Friday, April 24, 2009

Be Kind Belize Program visits SAGA

Colette Kase

The students from Teacher Helen and Tara's class had the great opportunity to visit SAGA this afternoon as part of their Be Kind Belize workshop participation.

While at SAGA, the students got to listen to Jambo's, Veterinarian Laurie's best friend, heart beat, get informed as to the requirements to become a vet, the cost incurred when caring for a pet, and the care that they need.

Be Kind Belize has been developed by Colette Kase, a resident of San Pedro, who worked in the field of animal welfare and education for most of her career in the UK. She designed the programme to compliment the Belize National Curriculum, enabling schools to take part while fulfilling their educational obligations.

Colette Kase says, “The children of San Pedro are so bright and enthusiastic and they just seem to be so excited about learning how to protect the environment and save it for generations to come. But we don’t just teach about the environment - Be Kind Belize teaches children to be kind to themselves, kind to others and kind to animals. The workshops are fun and interactive and the kids have a great time participating, making teaching and learning a wonderful experience.”

Some of pets available for adoption at SAGA:

At ACES, our crocs travel in style

from Cherie Chenot-Rose and Vincent Rose of ACESGruff is an adult male Morelet (Crocodylus moreletii) almost seven feet long living in a man-made canal in Ladyville just outside of Belize City. After several citizens called Belize Forest Department (BFD) worried about how closely the croc was approaching them, ACES was called in to assess the situation. A three hour drive later, our suspicions were confirmed that the croc was indeed being fed by humans....humans? What's a human? Delicious and notorious and tastes just like chicken!
After several hours of net setting while two crocs watched us eagerly smelling the chicken we had for bait, we left the site. Only to return later that night to find a croc sitting at the mouth of the net. As of 9am the next morning, still no croc in the net. We drove back to PG (spotting many Jabiru Storks on the way) to take care of our pot-lickers. At 7 am the very next day, the call came that we had a croc in the net...of course we back into the car for a 3 hr drive back up north. This trip we spotted two Picary (wild pigs) on coastal highway, which by the way is no where near the coast, but extremely bumpy and unpaved. Yes indeed the croc was still contained. We wrangled the croc out of the net growling and squirming and secured him for the long ride back to ACES. He was named Gruff due to the low growling noises he made continuously throughout his capture and the fact that he was and is very surly! So we all buckled up and sped home for a safe release. One more croc saved from eminent death. The alternative for problem reptiles like Gruff here in Belize is a shotgun.
Thanks for all the great responses to our donation situation and several of you may play a closer role in ACES's croc-crusade in the near future. Currently, we have a NPO already in place that is willing to help and we hope soon to reveal where to donate to for a tax deductible donation.

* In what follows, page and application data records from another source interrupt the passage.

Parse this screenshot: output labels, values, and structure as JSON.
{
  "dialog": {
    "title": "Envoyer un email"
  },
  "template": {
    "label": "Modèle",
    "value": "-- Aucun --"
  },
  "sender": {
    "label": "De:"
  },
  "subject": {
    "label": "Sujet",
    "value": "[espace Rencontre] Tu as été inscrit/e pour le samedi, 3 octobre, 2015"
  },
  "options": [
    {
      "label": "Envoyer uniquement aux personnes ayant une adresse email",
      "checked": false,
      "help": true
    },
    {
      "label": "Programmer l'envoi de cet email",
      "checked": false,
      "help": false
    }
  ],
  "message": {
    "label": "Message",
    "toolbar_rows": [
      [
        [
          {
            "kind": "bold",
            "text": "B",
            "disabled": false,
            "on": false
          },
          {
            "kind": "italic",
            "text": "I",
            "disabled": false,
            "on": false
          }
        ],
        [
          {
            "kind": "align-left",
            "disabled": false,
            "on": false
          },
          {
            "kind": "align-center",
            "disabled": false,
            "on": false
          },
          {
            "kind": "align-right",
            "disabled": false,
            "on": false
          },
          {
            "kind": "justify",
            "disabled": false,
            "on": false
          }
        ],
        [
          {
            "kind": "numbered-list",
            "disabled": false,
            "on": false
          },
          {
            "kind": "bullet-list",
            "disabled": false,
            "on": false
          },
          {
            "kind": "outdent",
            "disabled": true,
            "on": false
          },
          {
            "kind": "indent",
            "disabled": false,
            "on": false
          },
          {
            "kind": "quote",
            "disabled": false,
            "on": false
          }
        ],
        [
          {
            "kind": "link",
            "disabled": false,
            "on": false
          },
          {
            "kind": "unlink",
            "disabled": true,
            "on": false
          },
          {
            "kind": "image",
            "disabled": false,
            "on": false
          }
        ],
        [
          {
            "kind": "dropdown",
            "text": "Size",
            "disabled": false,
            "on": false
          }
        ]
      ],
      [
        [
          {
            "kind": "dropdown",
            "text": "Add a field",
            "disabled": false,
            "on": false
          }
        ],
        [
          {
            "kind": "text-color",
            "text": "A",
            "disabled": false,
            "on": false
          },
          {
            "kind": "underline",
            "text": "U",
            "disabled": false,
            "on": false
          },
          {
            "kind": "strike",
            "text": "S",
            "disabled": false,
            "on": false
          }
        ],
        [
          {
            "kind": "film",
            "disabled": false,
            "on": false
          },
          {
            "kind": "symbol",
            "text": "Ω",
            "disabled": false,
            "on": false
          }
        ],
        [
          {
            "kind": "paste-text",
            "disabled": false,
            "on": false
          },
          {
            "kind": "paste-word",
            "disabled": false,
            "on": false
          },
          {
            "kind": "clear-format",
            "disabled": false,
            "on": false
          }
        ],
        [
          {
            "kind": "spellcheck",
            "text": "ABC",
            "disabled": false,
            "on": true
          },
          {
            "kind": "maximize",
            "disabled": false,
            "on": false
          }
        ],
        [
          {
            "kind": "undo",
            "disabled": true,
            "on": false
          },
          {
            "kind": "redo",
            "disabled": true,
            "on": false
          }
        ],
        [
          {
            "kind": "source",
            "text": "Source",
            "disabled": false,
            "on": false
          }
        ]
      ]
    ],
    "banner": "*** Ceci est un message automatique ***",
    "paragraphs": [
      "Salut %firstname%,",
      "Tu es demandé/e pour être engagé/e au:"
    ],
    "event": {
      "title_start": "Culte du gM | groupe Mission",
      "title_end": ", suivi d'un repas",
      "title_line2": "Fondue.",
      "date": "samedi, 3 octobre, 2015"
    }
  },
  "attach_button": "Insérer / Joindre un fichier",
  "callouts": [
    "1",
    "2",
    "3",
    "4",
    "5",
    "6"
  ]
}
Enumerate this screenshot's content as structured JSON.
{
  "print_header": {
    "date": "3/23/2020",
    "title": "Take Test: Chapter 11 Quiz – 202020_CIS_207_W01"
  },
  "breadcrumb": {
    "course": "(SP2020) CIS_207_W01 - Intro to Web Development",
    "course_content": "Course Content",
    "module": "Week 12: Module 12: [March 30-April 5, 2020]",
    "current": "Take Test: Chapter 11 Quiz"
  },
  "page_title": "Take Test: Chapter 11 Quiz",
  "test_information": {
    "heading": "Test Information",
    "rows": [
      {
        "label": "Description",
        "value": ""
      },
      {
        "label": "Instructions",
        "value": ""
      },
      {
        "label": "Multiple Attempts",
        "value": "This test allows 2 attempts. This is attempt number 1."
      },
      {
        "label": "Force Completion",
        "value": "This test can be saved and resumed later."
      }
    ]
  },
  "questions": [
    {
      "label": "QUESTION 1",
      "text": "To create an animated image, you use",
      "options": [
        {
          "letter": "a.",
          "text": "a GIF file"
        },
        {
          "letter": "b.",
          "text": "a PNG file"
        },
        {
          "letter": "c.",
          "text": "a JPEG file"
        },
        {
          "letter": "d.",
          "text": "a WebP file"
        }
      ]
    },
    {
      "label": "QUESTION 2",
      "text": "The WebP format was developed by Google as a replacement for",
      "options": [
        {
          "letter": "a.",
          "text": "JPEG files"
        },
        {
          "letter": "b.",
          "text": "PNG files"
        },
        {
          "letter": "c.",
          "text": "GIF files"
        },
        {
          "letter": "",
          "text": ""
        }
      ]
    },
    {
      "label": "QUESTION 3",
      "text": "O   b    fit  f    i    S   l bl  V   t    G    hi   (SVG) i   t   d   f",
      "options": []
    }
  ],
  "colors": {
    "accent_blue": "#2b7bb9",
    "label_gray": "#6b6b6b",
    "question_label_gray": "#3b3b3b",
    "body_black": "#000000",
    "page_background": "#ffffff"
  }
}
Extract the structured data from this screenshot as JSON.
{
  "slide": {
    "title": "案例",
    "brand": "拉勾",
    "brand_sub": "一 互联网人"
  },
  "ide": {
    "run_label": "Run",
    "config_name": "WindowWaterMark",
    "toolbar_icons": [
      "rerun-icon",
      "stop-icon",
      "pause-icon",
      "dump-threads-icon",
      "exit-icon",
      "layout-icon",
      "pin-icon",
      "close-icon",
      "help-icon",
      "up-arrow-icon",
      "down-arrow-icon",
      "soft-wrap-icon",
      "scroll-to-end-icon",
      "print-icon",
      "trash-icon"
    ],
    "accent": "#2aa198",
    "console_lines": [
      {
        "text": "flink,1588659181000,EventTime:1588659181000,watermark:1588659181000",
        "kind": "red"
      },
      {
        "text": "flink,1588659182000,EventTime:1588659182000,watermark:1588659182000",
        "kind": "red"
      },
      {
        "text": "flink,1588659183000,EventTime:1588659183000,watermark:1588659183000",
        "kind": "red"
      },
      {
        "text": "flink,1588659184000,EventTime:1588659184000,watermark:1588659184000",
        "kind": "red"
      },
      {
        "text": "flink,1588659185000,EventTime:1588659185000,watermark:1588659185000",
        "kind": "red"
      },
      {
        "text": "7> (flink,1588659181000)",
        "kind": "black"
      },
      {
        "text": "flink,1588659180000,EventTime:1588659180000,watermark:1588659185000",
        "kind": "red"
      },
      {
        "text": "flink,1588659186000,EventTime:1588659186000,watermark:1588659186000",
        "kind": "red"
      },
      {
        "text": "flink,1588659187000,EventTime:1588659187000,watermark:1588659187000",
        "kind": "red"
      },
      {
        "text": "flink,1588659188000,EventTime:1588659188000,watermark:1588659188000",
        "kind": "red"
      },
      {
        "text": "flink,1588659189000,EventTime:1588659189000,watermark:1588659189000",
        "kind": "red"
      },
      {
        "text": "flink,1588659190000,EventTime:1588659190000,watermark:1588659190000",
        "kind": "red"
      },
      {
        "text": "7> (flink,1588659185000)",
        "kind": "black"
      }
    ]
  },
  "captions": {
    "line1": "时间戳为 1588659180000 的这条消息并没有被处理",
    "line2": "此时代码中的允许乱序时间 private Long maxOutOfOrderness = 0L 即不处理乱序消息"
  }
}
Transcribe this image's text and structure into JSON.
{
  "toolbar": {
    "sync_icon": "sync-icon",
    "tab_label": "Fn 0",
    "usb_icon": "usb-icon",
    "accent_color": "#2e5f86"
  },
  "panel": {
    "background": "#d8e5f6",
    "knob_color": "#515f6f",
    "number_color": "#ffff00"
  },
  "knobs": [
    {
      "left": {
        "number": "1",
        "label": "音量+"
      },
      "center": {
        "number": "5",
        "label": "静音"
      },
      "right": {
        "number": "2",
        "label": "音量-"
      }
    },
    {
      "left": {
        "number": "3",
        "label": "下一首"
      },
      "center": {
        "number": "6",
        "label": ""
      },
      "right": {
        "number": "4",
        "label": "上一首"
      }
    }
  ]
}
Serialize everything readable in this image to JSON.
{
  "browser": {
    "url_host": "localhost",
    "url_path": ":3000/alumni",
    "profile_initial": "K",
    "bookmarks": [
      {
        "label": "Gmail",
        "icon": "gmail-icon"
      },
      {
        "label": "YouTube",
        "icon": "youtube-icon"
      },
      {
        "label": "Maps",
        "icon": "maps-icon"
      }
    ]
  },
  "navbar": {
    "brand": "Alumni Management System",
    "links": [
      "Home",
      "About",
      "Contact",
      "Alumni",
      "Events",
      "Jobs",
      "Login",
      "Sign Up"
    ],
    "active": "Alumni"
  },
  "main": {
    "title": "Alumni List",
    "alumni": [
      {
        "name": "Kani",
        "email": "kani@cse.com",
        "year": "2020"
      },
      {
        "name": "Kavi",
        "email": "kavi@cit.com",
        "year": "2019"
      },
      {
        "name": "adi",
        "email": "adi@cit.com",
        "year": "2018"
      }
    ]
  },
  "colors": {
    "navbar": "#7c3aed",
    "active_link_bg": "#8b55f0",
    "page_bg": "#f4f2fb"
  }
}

Those who do not need a tax deduction, feel free to help directly to ACES. No amount is too small. We still need to complete the boardwalk between the croc viewing pens and put up hand rails for visitors safety. Thanks for your support and Helping to Take a Bite Out of Extinction!

ACES/American Crocodile Education Sanctuary
Marine Biologist Cherie Chenot-Rose
Water Hole Road, Forest Home
PO Box 108, Punta Gorda, Toledo
Belize, Central America
Help Take A Bite Out of Extinction!
Go to
Pictures courtesy of ACES

ACCC and Lions commit to work together for the PolyClinic

Lions Melanie Paz and Baldemar Graniel, who also sit as Directors for the PolyClinic II, joined the Chamber for their regular Thursday luncheon to bring to light the issues surrounding the needs of the PolyClinic. Chief amongst the needs of the Polyclinic are proper staff, security, and more emergency care. As Lion Mel pointed out, government had agreed to work with the Lions to get the needs of the PolyClinic met based upon a contract signed between the two. As such, regular meetings are held between directors and the Lions who are committed to assisting in any which way to have all the needs met.
“What we are lacking the most of right now are Human Resources,” commented Lion Mel. As such, the biggest problem is housing. Currently, the Lions are working on securing donations which would assist in paying the $600 a month apartment for a nurse currently working at the PolyClinic. Should you want to offer any financial assistance kindly get in contact with Lion Mel.
ACCC stated to Lions that they are willing to help in any way possible. Lions explained that all decisions need to go through the Board of Directors at the PolyClinic but that Lions Mel and Baldemar would act as liaisons between ACCC and the PolyClinic. Together the two ended with a commitment to work together to see what are the best ways to move the clinic forward.